(Entries taken from a collection)
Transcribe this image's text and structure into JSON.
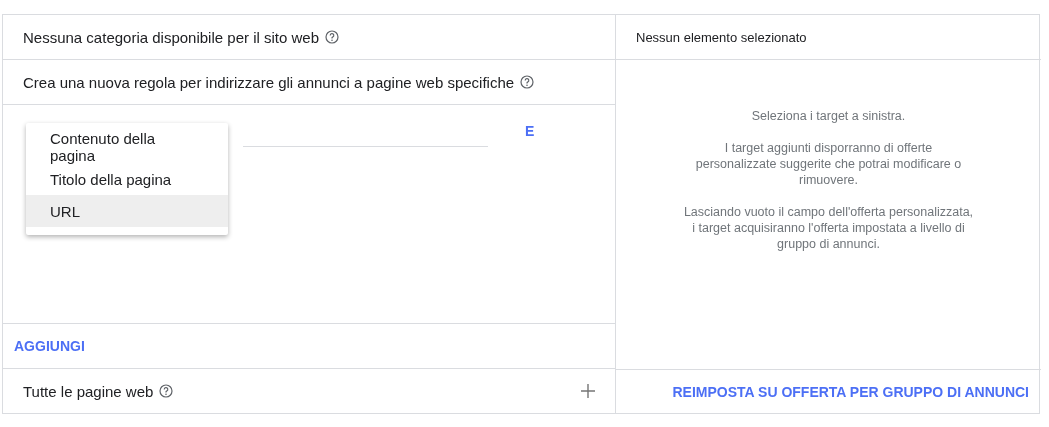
{
  "left": {
    "category_row": {
      "label": "Nessuna categoria disponibile per il sito web"
    },
    "rule_row": {
      "label": "Crea una nuova regola per indirizzare gli annunci a pagine web specifiche"
    },
    "rule_editor": {
      "menu": [
        {
          "label": "Contenuto della pagina",
          "selected": false
        },
        {
          "label": "Titolo della pagina",
          "selected": false
        },
        {
          "label": "URL",
          "selected": true
        }
      ],
      "operator_button": "E"
    },
    "add_button": "AGGIUNGI",
    "all_pages_row": {
      "label": "Tutte le pagine web"
    }
  },
  "right": {
    "header": "Nessun elemento selezionato",
    "messages": [
      "Seleziona i target a sinistra.",
      "I target aggiunti disporranno di offerte personalizzate suggerite che potrai modificare o rimuovere.",
      "Lasciando vuoto il campo dell'offerta personalizzata, i target acquisiranno l'offerta impostata a livello di gruppo di annunci."
    ],
    "reset_button": "REIMPOSTA SU OFFERTA PER GRUPPO DI ANNUNCI"
  }
}
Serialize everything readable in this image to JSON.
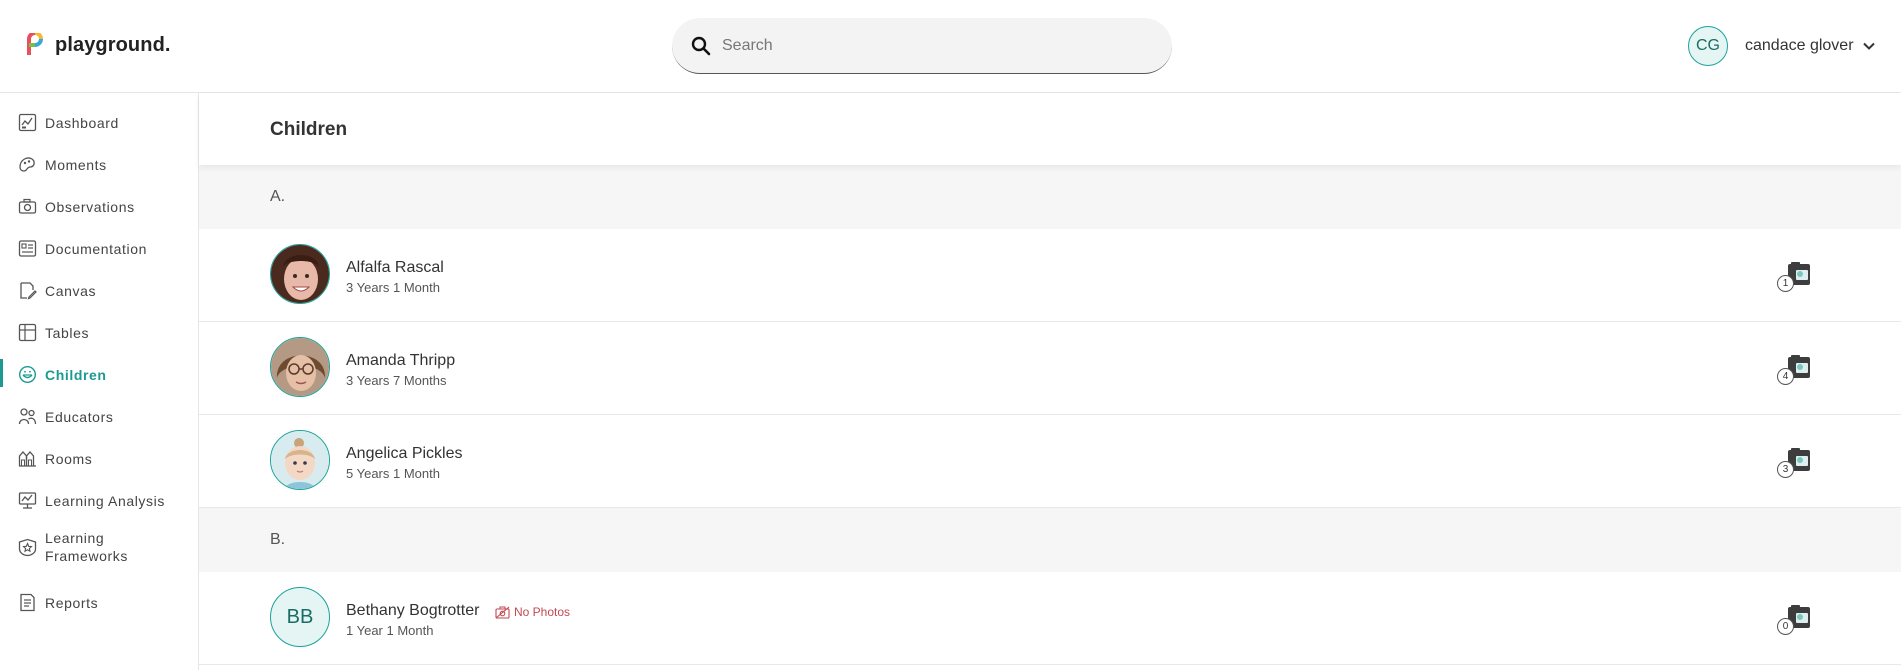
{
  "app": {
    "name": "playground."
  },
  "search": {
    "placeholder": "Search"
  },
  "user": {
    "initials": "CG",
    "name": "candace glover"
  },
  "sidebar": {
    "items": [
      {
        "label": "Dashboard",
        "icon": "dashboard-icon"
      },
      {
        "label": "Moments",
        "icon": "moments-icon"
      },
      {
        "label": "Observations",
        "icon": "camera-icon"
      },
      {
        "label": "Documentation",
        "icon": "documentation-icon"
      },
      {
        "label": "Canvas",
        "icon": "canvas-icon"
      },
      {
        "label": "Tables",
        "icon": "table-icon"
      },
      {
        "label": "Children",
        "icon": "smiley-icon",
        "active": true
      },
      {
        "label": "Educators",
        "icon": "educators-icon"
      },
      {
        "label": "Rooms",
        "icon": "rooms-icon"
      },
      {
        "label": "Learning Analysis",
        "icon": "analysis-icon"
      },
      {
        "label": "Learning\nFrameworks",
        "icon": "frameworks-icon"
      },
      {
        "label": "Reports",
        "icon": "reports-icon"
      }
    ]
  },
  "page": {
    "title": "Children"
  },
  "sections": [
    {
      "letter": "A.",
      "children": [
        {
          "name": "Alfalfa Rascal",
          "age": "3 Years 1 Month",
          "photos": "1"
        },
        {
          "name": "Amanda Thripp",
          "age": "3 Years 7 Months",
          "photos": "4"
        },
        {
          "name": "Angelica Pickles",
          "age": "5 Years 1 Month",
          "photos": "3"
        }
      ]
    },
    {
      "letter": "B.",
      "children": [
        {
          "name": "Bethany Bogtrotter",
          "age": "1 Year 1 Month",
          "photos": "0",
          "initials": "BB",
          "no_photos_label": "No Photos"
        }
      ]
    }
  ],
  "colors": {
    "accent": "#1c9a91",
    "warning": "#c14a52"
  }
}
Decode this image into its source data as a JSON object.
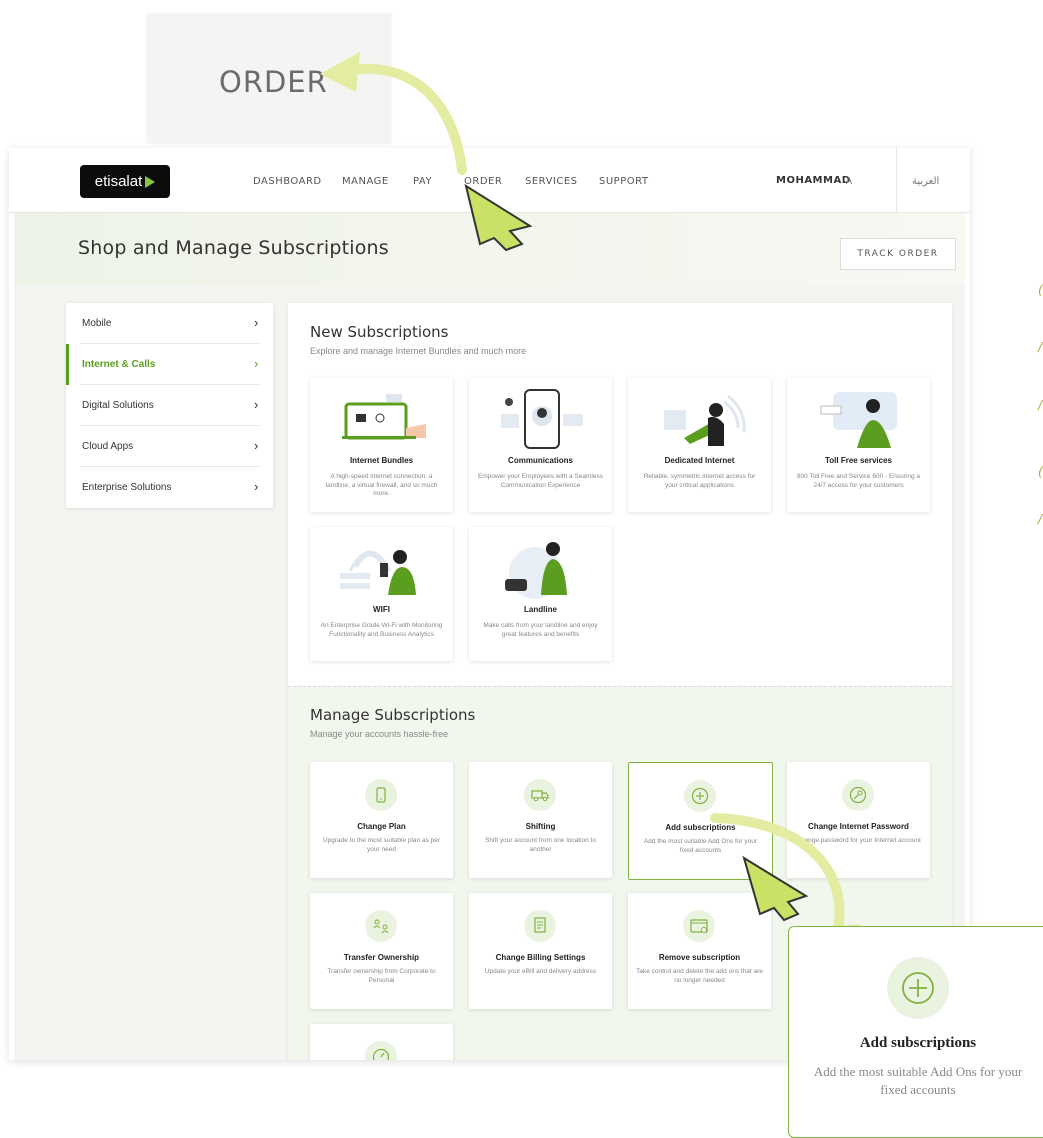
{
  "zoom_top": {
    "label": "ORDER"
  },
  "header": {
    "logo_text": "etisalat",
    "nav": [
      "DASHBOARD",
      "MANAGE",
      "PAY",
      "ORDER",
      "SERVICES",
      "SUPPORT"
    ],
    "user_name": "MOHAMMAD",
    "user_initial": "A",
    "language": "العربية"
  },
  "banner": {
    "title": "Shop and Manage Subscriptions",
    "track_order": "TRACK ORDER"
  },
  "sidebar": {
    "items": [
      {
        "label": "Mobile",
        "active": false
      },
      {
        "label": "Internet & Calls",
        "active": true
      },
      {
        "label": "Digital Solutions",
        "active": false
      },
      {
        "label": "Cloud Apps",
        "active": false
      },
      {
        "label": "Enterprise Solutions",
        "active": false
      }
    ],
    "chevron": "›"
  },
  "new_subscriptions": {
    "title": "New Subscriptions",
    "subtitle": "Explore and manage Internet Bundles and much more",
    "cards": [
      {
        "title": "Internet Bundles",
        "desc": "A high-speed internet connection, a landline, a virtual firewall, and so much more."
      },
      {
        "title": "Communications",
        "desc": "Empower your Employees with a Seamless Communication Experience"
      },
      {
        "title": "Dedicated Internet",
        "desc": "Reliable, symmetric internet access for your critical applications"
      },
      {
        "title": "Toll Free services",
        "desc": "800 Toll Free and Service 600 - Ensuring a 24/7 access for your customers"
      },
      {
        "title": "WIFI",
        "desc": "An Enterprise Grade Wi-Fi with Monitoring Functionality and Business Analytics"
      },
      {
        "title": "Landline",
        "desc": "Make calls from your landline and enjoy great features and benefits"
      }
    ]
  },
  "manage_subscriptions": {
    "title": "Manage Subscriptions",
    "subtitle": "Manage your accounts hassle-free",
    "cards": [
      {
        "title": "Change Plan",
        "desc": "Upgrade to the most suitable plan as per your need",
        "icon": "phone-icon"
      },
      {
        "title": "Shifting",
        "desc": "Shift your account from one location to another",
        "icon": "truck-icon"
      },
      {
        "title": "Add subscriptions",
        "desc": "Add the most suitable Add Ons for your fixed accounts",
        "icon": "plus-circle-icon"
      },
      {
        "title": "Change Internet Password",
        "desc": "Change password for your Internet account",
        "icon": "key-icon"
      },
      {
        "title": "Transfer Ownership",
        "desc": "Transfer ownership from Corporate to Personal",
        "icon": "users-icon"
      },
      {
        "title": "Change Billing Settings",
        "desc": "Update your eBill and delivery address",
        "icon": "bill-icon"
      },
      {
        "title": "Remove subscription",
        "desc": "Take control and delete the add ons that are no longer needed",
        "icon": "window-icon"
      }
    ]
  },
  "zoom_bottom": {
    "title": "Add subscriptions",
    "desc": "Add the most suitable Add Ons for your fixed accounts"
  },
  "colors": {
    "accent": "#7fb241",
    "active_green": "#5b9e1f",
    "arrow": "#e3eca0"
  }
}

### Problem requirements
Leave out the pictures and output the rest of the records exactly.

### Problem solution
Transcribe this image's text and structure into JSON.
{
  "left": {
    "category_row": {
      "label": "Nessuna categoria disponibile per il sito web"
    },
    "rule_row": {
      "label": "Crea una nuova regola per indirizzare gli annunci a pagine web specifiche"
    },
    "rule_editor": {
      "menu": [
        {
          "label": "Contenuto della pagina",
          "selected": false
        },
        {
          "label": "Titolo della pagina",
          "selected": false
        },
        {
          "label": "URL",
          "selected": true
        }
      ],
      "operator_button": "E"
    },
    "add_button": "AGGIUNGI",
    "all_pages_row": {
      "label": "Tutte le pagine web"
    }
  },
  "right": {
    "header": "Nessun elemento selezionato",
    "messages": [
      "Seleziona i target a sinistra.",
      "I target aggiunti disporranno di offerte personalizzate suggerite che potrai modificare o rimuovere.",
      "Lasciando vuoto il campo dell'offerta personalizzata, i target acquisiranno l'offerta impostata a livello di gruppo di annunci."
    ],
    "reset_button": "REIMPOSTA SU OFFERTA PER GRUPPO DI ANNUNCI"
  }
}
Serialize everything readable in this image to JSON.
{
  "app": {
    "name": "playground."
  },
  "search": {
    "placeholder": "Search"
  },
  "user": {
    "initials": "CG",
    "name": "candace glover"
  },
  "sidebar": {
    "items": [
      {
        "label": "Dashboard",
        "icon": "dashboard-icon"
      },
      {
        "label": "Moments",
        "icon": "moments-icon"
      },
      {
        "label": "Observations",
        "icon": "camera-icon"
      },
      {
        "label": "Documentation",
        "icon": "documentation-icon"
      },
      {
        "label": "Canvas",
        "icon": "canvas-icon"
      },
      {
        "label": "Tables",
        "icon": "table-icon"
      },
      {
        "label": "Children",
        "icon": "smiley-icon",
        "active": true
      },
      {
        "label": "Educators",
        "icon": "educators-icon"
      },
      {
        "label": "Rooms",
        "icon": "rooms-icon"
      },
      {
        "label": "Learning Analysis",
        "icon": "analysis-icon"
      },
      {
        "label": "Learning\nFrameworks",
        "icon": "frameworks-icon"
      },
      {
        "label": "Reports",
        "icon": "reports-icon"
      }
    ]
  },
  "page": {
    "title": "Children"
  },
  "sections": [
    {
      "letter": "A.",
      "children": [
        {
          "name": "Alfalfa Rascal",
          "age": "3 Years 1 Month",
          "photos": "1"
        },
        {
          "name": "Amanda Thripp",
          "age": "3 Years 7 Months",
          "photos": "4"
        },
        {
          "name": "Angelica Pickles",
          "age": "5 Years 1 Month",
          "photos": "3"
        }
      ]
    },
    {
      "letter": "B.",
      "children": [
        {
          "name": "Bethany Bogtrotter",
          "age": "1 Year 1 Month",
          "photos": "0",
          "initials": "BB",
          "no_photos_label": "No Photos"
        }
      ]
    }
  ],
  "colors": {
    "accent": "#1c9a91",
    "warning": "#c14a52"
  }
}
Decode this image into its source data as a JSON object.
{
  "zoom_top": {
    "label": "ORDER"
  },
  "header": {
    "logo_text": "etisalat",
    "nav": [
      "DASHBOARD",
      "MANAGE",
      "PAY",
      "ORDER",
      "SERVICES",
      "SUPPORT"
    ],
    "user_name": "MOHAMMAD",
    "user_initial": "A",
    "language": "العربية"
  },
  "banner": {
    "title": "Shop and Manage Subscriptions",
    "track_order": "TRACK ORDER"
  },
  "sidebar": {
    "items": [
      {
        "label": "Mobile",
        "active": false
      },
      {
        "label": "Internet & Calls",
        "active": true
      },
      {
        "label": "Digital Solutions",
        "active": false
      },
      {
        "label": "Cloud Apps",
        "active": false
      },
      {
        "label": "Enterprise Solutions",
        "active": false
      }
    ],
    "chevron": "›"
  },
  "new_subscriptions": {
    "title": "New Subscriptions",
    "subtitle": "Explore and manage Internet Bundles and much more",
    "cards": [
      {
        "title": "Internet Bundles",
        "desc": "A high-speed internet connection, a landline, a virtual firewall, and so much more."
      },
      {
        "title": "Communications",
        "desc": "Empower your Employees with a Seamless Communication Experience"
      },
      {
        "title": "Dedicated Internet",
        "desc": "Reliable, symmetric internet access for your critical applications"
      },
      {
        "title": "Toll Free services",
        "desc": "800 Toll Free and Service 600 - Ensuring a 24/7 access for your customers"
      },
      {
        "title": "WIFI",
        "desc": "An Enterprise Grade Wi-Fi with Monitoring Functionality and Business Analytics"
      },
      {
        "title": "Landline",
        "desc": "Make calls from your landline and enjoy great features and benefits"
      }
    ]
  },
  "manage_subscriptions": {
    "title": "Manage Subscriptions",
    "subtitle": "Manage your accounts hassle-free",
    "cards": [
      {
        "title": "Change Plan",
        "desc": "Upgrade to the most suitable plan as per your need",
        "icon": "phone-icon"
      },
      {
        "title": "Shifting",
        "desc": "Shift your account from one location to another",
        "icon": "truck-icon"
      },
      {
        "title": "Add subscriptions",
        "desc": "Add the most suitable Add Ons for your fixed accounts",
        "icon": "plus-circle-icon"
      },
      {
        "title": "Change Internet Password",
        "desc": "Change password for your Internet account",
        "icon": "key-icon"
      },
      {
        "title": "Transfer Ownership",
        "desc": "Transfer ownership from Corporate to Personal",
        "icon": "users-icon"
      },
      {
        "title": "Change Billing Settings",
        "desc": "Update your eBill and delivery address",
        "icon": "bill-icon"
      },
      {
        "title": "Remove subscription",
        "desc": "Take control and delete the add ons that are no longer needed",
        "icon": "window-icon"
      }
    ]
  },
  "zoom_bottom": {
    "title": "Add subscriptions",
    "desc": "Add the most suitable Add Ons for your fixed accounts"
  },
  "colors": {
    "accent": "#7fb241",
    "active_green": "#5b9e1f",
    "arrow": "#e3eca0"
  }
}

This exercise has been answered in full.